Give back nothing but the number of lines in these entries that contain the word "SteveZPurpleView".

╔══

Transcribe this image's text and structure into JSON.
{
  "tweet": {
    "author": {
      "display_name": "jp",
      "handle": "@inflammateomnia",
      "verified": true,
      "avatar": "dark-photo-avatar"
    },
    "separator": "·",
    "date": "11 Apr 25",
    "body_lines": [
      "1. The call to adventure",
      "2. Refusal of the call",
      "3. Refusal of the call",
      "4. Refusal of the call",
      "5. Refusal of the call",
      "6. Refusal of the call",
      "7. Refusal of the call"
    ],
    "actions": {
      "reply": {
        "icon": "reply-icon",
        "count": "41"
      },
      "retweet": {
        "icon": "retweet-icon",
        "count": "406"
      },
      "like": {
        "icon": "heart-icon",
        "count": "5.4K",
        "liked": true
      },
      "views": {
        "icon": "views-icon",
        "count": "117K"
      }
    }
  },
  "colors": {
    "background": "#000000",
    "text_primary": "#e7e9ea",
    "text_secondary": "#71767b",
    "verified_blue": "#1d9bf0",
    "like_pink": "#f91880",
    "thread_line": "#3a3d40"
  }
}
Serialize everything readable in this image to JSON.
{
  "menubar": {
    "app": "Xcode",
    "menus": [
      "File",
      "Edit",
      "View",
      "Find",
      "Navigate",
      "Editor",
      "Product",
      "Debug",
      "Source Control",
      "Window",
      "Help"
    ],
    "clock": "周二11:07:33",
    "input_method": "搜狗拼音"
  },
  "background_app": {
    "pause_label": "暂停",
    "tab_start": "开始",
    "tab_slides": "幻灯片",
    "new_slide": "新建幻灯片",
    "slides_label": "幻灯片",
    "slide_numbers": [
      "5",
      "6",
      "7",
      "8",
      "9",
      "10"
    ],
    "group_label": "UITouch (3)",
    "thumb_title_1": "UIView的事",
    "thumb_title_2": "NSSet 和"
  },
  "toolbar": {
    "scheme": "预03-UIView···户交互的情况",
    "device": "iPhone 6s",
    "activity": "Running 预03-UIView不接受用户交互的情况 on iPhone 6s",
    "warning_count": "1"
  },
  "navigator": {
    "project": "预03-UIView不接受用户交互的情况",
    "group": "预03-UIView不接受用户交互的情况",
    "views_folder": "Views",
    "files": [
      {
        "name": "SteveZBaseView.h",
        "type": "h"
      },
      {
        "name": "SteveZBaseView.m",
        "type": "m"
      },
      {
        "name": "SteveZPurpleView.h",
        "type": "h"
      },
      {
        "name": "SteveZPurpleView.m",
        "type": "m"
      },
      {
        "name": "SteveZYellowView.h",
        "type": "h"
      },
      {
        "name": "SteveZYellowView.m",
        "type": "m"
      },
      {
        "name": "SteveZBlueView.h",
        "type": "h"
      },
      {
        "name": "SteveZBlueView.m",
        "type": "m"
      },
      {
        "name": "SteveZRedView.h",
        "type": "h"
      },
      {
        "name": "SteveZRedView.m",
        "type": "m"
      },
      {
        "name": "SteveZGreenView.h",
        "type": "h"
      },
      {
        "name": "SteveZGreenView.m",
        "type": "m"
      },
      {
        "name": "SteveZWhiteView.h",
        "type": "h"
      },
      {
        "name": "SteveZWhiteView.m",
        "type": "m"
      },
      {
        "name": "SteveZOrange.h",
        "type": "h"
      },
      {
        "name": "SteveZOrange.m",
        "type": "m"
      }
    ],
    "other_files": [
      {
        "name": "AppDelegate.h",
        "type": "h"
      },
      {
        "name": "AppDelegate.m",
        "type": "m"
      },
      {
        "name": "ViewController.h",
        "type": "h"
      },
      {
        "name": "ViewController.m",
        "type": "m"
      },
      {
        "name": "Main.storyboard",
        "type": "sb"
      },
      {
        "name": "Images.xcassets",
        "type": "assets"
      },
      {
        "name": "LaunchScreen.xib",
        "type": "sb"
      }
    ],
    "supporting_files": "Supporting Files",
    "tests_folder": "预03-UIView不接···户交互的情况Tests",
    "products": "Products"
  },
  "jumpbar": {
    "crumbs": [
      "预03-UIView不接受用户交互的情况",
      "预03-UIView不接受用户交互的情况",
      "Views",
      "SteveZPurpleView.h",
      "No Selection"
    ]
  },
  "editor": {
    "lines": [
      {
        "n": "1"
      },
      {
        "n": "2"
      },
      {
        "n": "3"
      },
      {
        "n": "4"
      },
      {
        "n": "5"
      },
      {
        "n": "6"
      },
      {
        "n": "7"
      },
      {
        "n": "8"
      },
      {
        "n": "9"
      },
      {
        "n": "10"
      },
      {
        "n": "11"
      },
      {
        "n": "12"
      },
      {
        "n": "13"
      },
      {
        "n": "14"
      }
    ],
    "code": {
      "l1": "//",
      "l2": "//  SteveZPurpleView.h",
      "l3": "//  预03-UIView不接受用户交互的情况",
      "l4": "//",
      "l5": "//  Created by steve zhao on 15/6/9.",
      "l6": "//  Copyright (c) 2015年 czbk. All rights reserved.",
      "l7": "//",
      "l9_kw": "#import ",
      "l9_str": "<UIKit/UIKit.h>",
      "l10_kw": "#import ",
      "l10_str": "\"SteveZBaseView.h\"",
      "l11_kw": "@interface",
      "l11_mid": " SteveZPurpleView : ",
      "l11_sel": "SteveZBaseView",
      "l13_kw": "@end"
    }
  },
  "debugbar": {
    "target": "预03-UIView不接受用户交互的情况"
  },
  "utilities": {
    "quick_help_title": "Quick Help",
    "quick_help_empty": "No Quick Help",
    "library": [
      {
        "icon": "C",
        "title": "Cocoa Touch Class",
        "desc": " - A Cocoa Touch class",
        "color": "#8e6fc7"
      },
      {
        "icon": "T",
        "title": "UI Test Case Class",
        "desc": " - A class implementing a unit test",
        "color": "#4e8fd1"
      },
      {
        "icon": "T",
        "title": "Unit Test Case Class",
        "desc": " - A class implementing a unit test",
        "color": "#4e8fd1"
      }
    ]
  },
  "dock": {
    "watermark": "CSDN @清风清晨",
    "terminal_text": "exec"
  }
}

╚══

_Answer box_.
5